1aac6c360c0e5ffdfe47e48548992171.jpg

 

I recently was asked an opinion on a highly controversial piece written by a budding artist. They had questioned if putting in concepts like human trafficking, cult activities, racism, rape victims and genocide.

They were afraid that writing about these topics were going to offend someone or get them blacklisted. This was my response:

“Is this work fiction? If so, write it. Any and all issues should be discussed in literature. If you’re out to tell a story, it will thrive. If you’re just going to pander to an unseen audience, it will falter. Our most controversial books to date were written despite the threat of blacklisting. Our libraries honor them now.”

I was proud of the help I could give to this person, but I realized that I was falling into the same kind of situation. I had been debating for months with myself on certain parts of the book and if they were appropriate. It took reading a page in my own morality book to slap me back into work. These issues are something I believe are important. Issues and problems my own people deal with on a daily basis. If I don’t have the courage to stand up and write about them, despite the fear of reprisal, than nothing changes. If nothing changes, the people who suffer will continue to suffer. I will not allow that to happen.

 

Conflict is a necessity of every human being. Even if somehow we find a way to fix an issue or problem, there will be more to come. But that’s how we learn and grow. Fear of failure is a fear of learning. We MUST continue to strive to solve these challenges, and continue to expect more.

 

I don’t know about you, but that makes me excited! This wild ride never ends. Let’s get to it!

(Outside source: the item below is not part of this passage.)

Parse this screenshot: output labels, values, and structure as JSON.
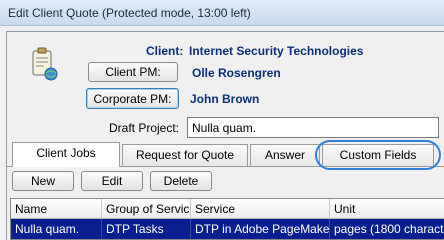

-Silver the Bard: “If you haven’t heard from me, assume I’m dead and avenge me.”